From "Gods Change, Prayers Are Here To Stay"
In the street on a summer evening, I saw a woman writing
on a piece of paper spread out against a locked wooden door.
She folded it, tucked it between door and doorpost, and went
on her way.
And I didn't see her face, nor the face of the man
who would read what she had written
and I didn't see the words.
On my desk lies a stone with the word "Amen" on it,
a fragment of a tombstone, a remnant from a Jewish graveyard
destroyed a thousand years ago in the town where I was born.
One word, "Amen," carved deep into the stone,
a final hard amen for all that was and never will return,
a soft singing amen, as in prayer:
Amen and amen, may it come to pass.
Tombstones crumble, they say, words tumble, words fade away,
the tongues that spoke them turn to dust,
languages die as people do,
some languages rise again,

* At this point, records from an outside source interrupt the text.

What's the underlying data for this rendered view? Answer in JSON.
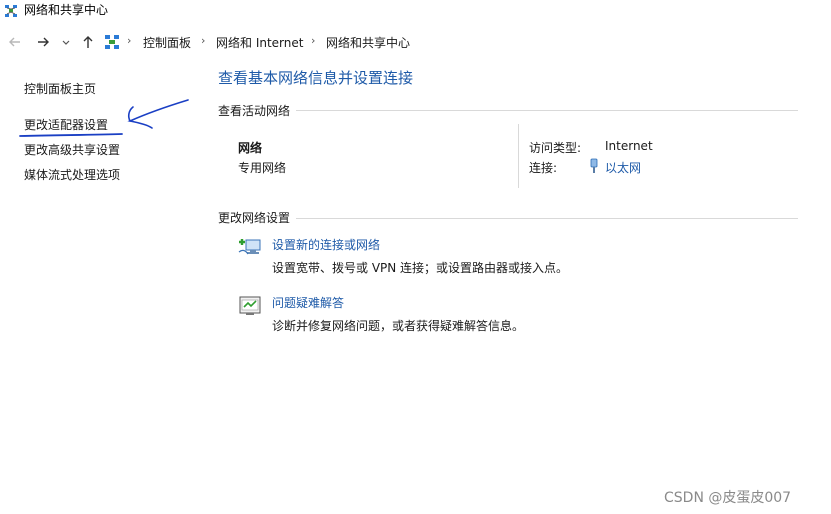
{
  "window": {
    "title": "网络和共享中心"
  },
  "breadcrumb": [
    "控制面板",
    "网络和 Internet",
    "网络和共享中心"
  ],
  "sidebar": {
    "items": [
      {
        "label": "控制面板主页"
      },
      {
        "label": "更改适配器设置"
      },
      {
        "label": "更改高级共享设置"
      },
      {
        "label": "媒体流式处理选项"
      }
    ]
  },
  "main": {
    "title": "查看基本网络信息并设置连接",
    "active_networks_heading": "查看活动网络",
    "network": {
      "name": "网络",
      "type": "专用网络",
      "access_type_label": "访问类型:",
      "access_type_value": "Internet",
      "connections_label": "连接:",
      "connection_value": "以太网"
    },
    "change_settings_heading": "更改网络设置",
    "tasks": [
      {
        "link": "设置新的连接或网络",
        "description": "设置宽带、拨号或 VPN 连接；或设置路由器或接入点。",
        "icon": "network-setup-icon"
      },
      {
        "link": "问题疑难解答",
        "description": "诊断并修复网络问题，或者获得疑难解答信息。",
        "icon": "troubleshoot-icon"
      }
    ]
  },
  "colors": {
    "link": "#1e5aa8",
    "annotation": "#1a3fc4"
  },
  "watermark": "CSDN @皮蛋皮007"
}
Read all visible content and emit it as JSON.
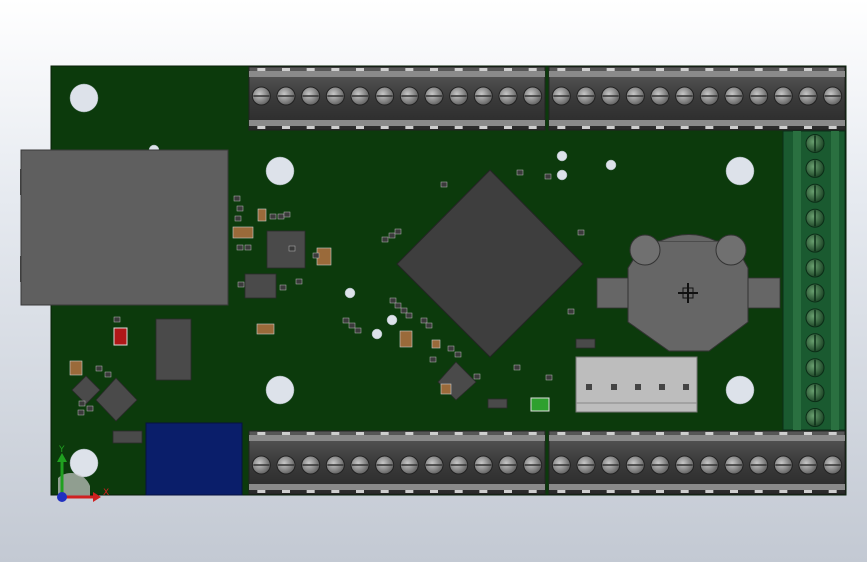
{
  "viewport": {
    "background": "gradient-white-to-gray"
  },
  "board": {
    "pcb_color": "#0c3a0c",
    "components": {
      "ethernet_jack": "rj45-connector",
      "mcu": "qfp-main-chip",
      "battery_holder": "coin-cell-holder",
      "header": "5-pin-header",
      "blue_module": "blue-module",
      "terminal_blocks": "screw-terminal-blocks"
    }
  },
  "triad": {
    "y_label": "Y",
    "x_label": "X",
    "x_color": "#d02020",
    "y_color": "#20a020",
    "z_color": "#2030c0"
  }
}
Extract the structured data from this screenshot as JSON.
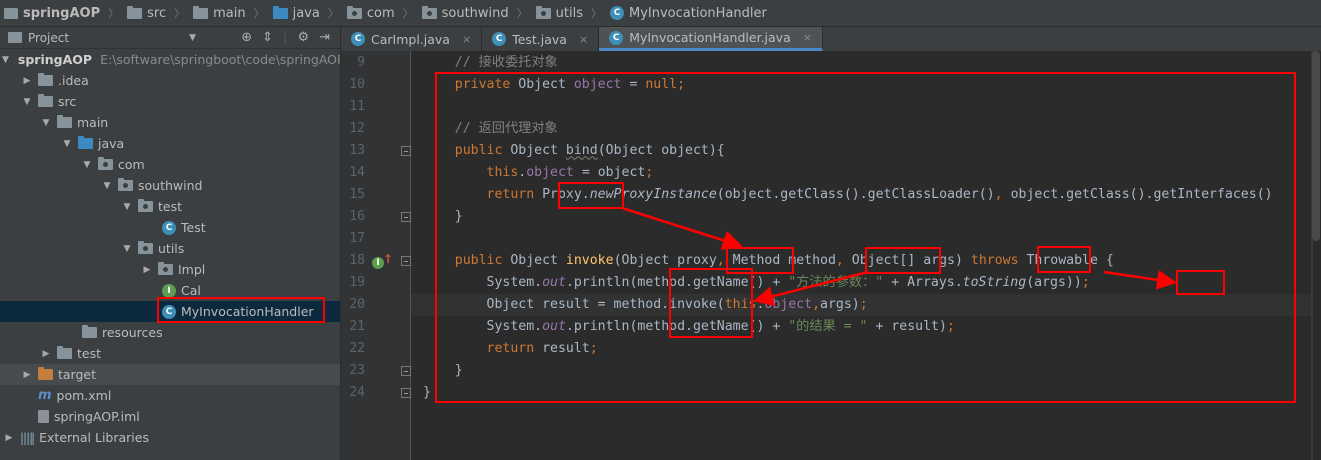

gods change up in heaven, gods get replaced.
prayers are here to stay.